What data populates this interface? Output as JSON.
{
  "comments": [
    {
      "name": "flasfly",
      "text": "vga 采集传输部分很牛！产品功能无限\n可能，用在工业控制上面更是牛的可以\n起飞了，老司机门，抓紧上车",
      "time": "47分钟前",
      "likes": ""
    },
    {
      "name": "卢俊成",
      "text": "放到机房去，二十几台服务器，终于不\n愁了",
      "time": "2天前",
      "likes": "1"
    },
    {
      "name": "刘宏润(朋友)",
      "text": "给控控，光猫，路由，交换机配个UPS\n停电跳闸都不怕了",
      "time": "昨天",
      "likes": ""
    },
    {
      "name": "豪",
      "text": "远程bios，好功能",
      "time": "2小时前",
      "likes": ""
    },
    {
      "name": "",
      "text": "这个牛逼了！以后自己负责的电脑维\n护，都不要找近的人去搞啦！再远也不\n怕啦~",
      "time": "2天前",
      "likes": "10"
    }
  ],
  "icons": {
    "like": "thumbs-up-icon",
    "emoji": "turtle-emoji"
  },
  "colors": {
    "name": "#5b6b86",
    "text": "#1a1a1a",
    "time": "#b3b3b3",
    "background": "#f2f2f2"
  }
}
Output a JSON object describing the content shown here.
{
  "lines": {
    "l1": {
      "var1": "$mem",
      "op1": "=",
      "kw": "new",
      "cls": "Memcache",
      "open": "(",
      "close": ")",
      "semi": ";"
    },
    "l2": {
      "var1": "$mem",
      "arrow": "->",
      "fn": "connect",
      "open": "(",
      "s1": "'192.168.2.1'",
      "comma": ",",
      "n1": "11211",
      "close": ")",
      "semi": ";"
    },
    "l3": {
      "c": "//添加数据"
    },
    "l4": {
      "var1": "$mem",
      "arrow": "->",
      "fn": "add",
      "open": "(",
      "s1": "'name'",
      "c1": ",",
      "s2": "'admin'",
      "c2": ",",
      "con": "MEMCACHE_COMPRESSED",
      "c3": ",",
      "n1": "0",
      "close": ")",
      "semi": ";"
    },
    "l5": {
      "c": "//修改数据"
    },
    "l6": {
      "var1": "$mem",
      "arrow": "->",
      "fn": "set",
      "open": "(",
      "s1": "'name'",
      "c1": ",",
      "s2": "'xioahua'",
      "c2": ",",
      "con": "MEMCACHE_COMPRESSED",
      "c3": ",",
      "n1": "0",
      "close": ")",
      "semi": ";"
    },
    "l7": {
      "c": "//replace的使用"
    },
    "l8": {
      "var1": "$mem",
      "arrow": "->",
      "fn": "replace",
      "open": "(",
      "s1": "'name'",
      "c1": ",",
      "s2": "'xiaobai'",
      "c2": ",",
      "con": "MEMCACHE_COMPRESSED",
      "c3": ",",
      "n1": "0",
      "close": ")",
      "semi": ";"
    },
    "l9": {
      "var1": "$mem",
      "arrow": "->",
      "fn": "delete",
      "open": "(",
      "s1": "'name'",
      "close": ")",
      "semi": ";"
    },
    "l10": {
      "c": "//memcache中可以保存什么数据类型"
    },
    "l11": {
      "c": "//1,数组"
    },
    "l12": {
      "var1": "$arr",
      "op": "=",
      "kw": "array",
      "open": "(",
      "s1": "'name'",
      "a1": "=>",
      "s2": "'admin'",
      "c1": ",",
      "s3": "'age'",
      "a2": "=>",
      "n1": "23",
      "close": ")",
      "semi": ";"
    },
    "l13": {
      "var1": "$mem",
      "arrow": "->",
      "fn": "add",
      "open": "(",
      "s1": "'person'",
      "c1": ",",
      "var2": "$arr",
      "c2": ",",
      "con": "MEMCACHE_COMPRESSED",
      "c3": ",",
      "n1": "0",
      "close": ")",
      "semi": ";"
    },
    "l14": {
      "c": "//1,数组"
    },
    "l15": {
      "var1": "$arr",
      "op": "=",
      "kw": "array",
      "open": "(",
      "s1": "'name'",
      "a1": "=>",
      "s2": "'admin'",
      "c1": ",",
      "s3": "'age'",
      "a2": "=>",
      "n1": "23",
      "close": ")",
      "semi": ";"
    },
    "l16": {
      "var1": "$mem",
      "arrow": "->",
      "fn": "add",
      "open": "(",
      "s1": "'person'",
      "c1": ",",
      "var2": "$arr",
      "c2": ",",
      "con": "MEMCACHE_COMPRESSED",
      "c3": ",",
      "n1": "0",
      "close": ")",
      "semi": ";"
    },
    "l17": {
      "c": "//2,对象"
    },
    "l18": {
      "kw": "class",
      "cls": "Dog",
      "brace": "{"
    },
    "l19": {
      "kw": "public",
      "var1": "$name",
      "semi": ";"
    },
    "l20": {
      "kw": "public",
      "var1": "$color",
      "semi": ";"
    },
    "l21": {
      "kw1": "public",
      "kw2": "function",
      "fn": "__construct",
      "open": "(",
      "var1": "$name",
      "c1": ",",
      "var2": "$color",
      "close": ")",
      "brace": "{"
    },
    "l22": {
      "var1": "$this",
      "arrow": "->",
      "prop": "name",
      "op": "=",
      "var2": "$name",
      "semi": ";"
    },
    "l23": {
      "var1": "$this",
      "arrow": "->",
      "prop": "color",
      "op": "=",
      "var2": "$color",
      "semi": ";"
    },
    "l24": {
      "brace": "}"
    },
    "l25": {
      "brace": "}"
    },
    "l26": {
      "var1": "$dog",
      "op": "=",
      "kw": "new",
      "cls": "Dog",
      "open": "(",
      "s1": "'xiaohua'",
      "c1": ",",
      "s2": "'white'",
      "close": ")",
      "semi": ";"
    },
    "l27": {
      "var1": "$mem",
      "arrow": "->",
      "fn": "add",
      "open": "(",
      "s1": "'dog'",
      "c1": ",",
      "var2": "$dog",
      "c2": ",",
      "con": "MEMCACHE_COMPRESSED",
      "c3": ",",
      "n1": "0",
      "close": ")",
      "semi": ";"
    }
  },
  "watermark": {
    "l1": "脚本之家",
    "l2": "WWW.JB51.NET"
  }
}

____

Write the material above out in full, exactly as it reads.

What data populates this interface? Output as JSON.
{
  "comments": [
    {
      "name": "flasfly",
      "text": "vga 采集传输部分很牛！产品功能无限\n可能，用在工业控制上面更是牛的可以\n起飞了，老司机门，抓紧上车",
      "time": "47分钟前",
      "likes": ""
    },
    {
      "name": "卢俊成",
      "text": "放到机房去，二十几台服务器，终于不\n愁了",
      "time": "2天前",
      "likes": "1"
    },
    {
      "name": "刘宏润(朋友)",
      "text": "给控控，光猫，路由，交换机配个UPS\n停电跳闸都不怕了",
      "time": "昨天",
      "likes": ""
    },
    {
      "name": "豪",
      "text": "远程bios，好功能",
      "time": "2小时前",
      "likes": ""
    },
    {
      "name": "",
      "text": "这个牛逼了！以后自己负责的电脑维\n护，都不要找近的人去搞啦！再远也不\n怕啦~",
      "time": "2天前",
      "likes": "10"
    }
  ],
  "icons": {
    "like": "thumbs-up-icon",
    "emoji": "turtle-emoji"
  },
  "colors": {
    "name": "#5b6b86",
    "text": "#1a1a1a",
    "time": "#b3b3b3",
    "background": "#f2f2f2"
  }
}
Output a JSON object describing the content shown here.
{
  "lines": {
    "l1": {
      "var1": "$mem",
      "op1": "=",
      "kw": "new",
      "cls": "Memcache",
      "open": "(",
      "close": ")",
      "semi": ";"
    },
    "l2": {
      "var1": "$mem",
      "arrow": "->",
      "fn": "connect",
      "open": "(",
      "s1": "'192.168.2.1'",
      "comma": ",",
      "n1": "11211",
      "close": ")",
      "semi": ";"
    },
    "l3": {
      "c": "//添加数据"
    },
    "l4": {
      "var1": "$mem",
      "arrow": "->",
      "fn": "add",
      "open": "(",
      "s1": "'name'",
      "c1": ",",
      "s2": "'admin'",
      "c2": ",",
      "con": "MEMCACHE_COMPRESSED",
      "c3": ",",
      "n1": "0",
      "close": ")",
      "semi": ";"
    },
    "l5": {
      "c": "//修改数据"
    },
    "l6": {
      "var1": "$mem",
      "arrow": "->",
      "fn": "set",
      "open": "(",
      "s1": "'name'",
      "c1": ",",
      "s2": "'xioahua'",
      "c2": ",",
      "con": "MEMCACHE_COMPRESSED",
      "c3": ",",
      "n1": "0",
      "close": ")",
      "semi": ";"
    },
    "l7": {
      "c": "//replace的使用"
    },
    "l8": {
      "var1": "$mem",
      "arrow": "->",
      "fn": "replace",
      "open": "(",
      "s1": "'name'",
      "c1": ",",
      "s2": "'xiaobai'",
      "c2": ",",
      "con": "MEMCACHE_COMPRESSED",
      "c3": ",",
      "n1": "0",
      "close": ")",
      "semi": ";"
    },
    "l9": {
      "var1": "$mem",
      "arrow": "->",
      "fn": "delete",
      "open": "(",
      "s1": "'name'",
      "close": ")",
      "semi": ";"
    },
    "l10": {
      "c": "//memcache中可以保存什么数据类型"
    },
    "l11": {
      "c": "//1,数组"
    },
    "l12": {
      "var1": "$arr",
      "op": "=",
      "kw": "array",
      "open": "(",
      "s1": "'name'",
      "a1": "=>",
      "s2": "'admin'",
      "c1": ",",
      "s3": "'age'",
      "a2": "=>",
      "n1": "23",
      "close": ")",
      "semi": ";"
    },
    "l13": {
      "var1": "$mem",
      "arrow": "->",
      "fn": "add",
      "open": "(",
      "s1": "'person'",
      "c1": ",",
      "var2": "$arr",
      "c2": ",",
      "con": "MEMCACHE_COMPRESSED",
      "c3": ",",
      "n1": "0",
      "close": ")",
      "semi": ";"
    },
    "l14": {
      "c": "//1,数组"
    },
    "l15": {
      "var1": "$arr",
      "op": "=",
      "kw": "array",
      "open": "(",
      "s1": "'name'",
      "a1": "=>",
      "s2": "'admin'",
      "c1": ",",
      "s3": "'age'",
      "a2": "=>",
      "n1": "23",
      "close": ")",
      "semi": ";"
    },
    "l16": {
      "var1": "$mem",
      "arrow": "->",
      "fn": "add",
      "open": "(",
      "s1": "'person'",
      "c1": ",",
      "var2": "$arr",
      "c2": ",",
      "con": "MEMCACHE_COMPRESSED",
      "c3": ",",
      "n1": "0",
      "close": ")",
      "semi": ";"
    },
    "l17": {
      "c": "//2,对象"
    },
    "l18": {
      "kw": "class",
      "cls": "Dog",
      "brace": "{"
    },
    "l19": {
      "kw": "public",
      "var1": "$name",
      "semi": ";"
    },
    "l20": {
      "kw": "public",
      "var1": "$color",
      "semi": ";"
    },
    "l21": {
      "kw1": "public",
      "kw2": "function",
      "fn": "__construct",
      "open": "(",
      "var1": "$name",
      "c1": ",",
      "var2": "$color",
      "close": ")",
      "brace": "{"
    },
    "l22": {
      "var1": "$this",
      "arrow": "->",
      "prop": "name",
      "op": "=",
      "var2": "$name",
      "semi": ";"
    },
    "l23": {
      "var1": "$this",
      "arrow": "->",
      "prop": "color",
      "op": "=",
      "var2": "$color",
      "semi": ";"
    },
    "l24": {
      "brace": "}"
    },
    "l25": {
      "brace": "}"
    },
    "l26": {
      "var1": "$dog",
      "op": "=",
      "kw": "new",
      "cls": "Dog",
      "open": "(",
      "s1": "'xiaohua'",
      "c1": ",",
      "s2": "'white'",
      "close": ")",
      "semi": ";"
    },
    "l27": {
      "var1": "$mem",
      "arrow": "->",
      "fn": "add",
      "open": "(",
      "s1": "'dog'",
      "c1": ",",
      "var2": "$dog",
      "c2": ",",
      "con": "MEMCACHE_COMPRESSED",
      "c3": ",",
      "n1": "0",
      "close": ")",
      "semi": ";"
    }
  },
  "watermark": {
    "l1": "脚本之家",
    "l2": "WWW.JB51.NET"
  }
}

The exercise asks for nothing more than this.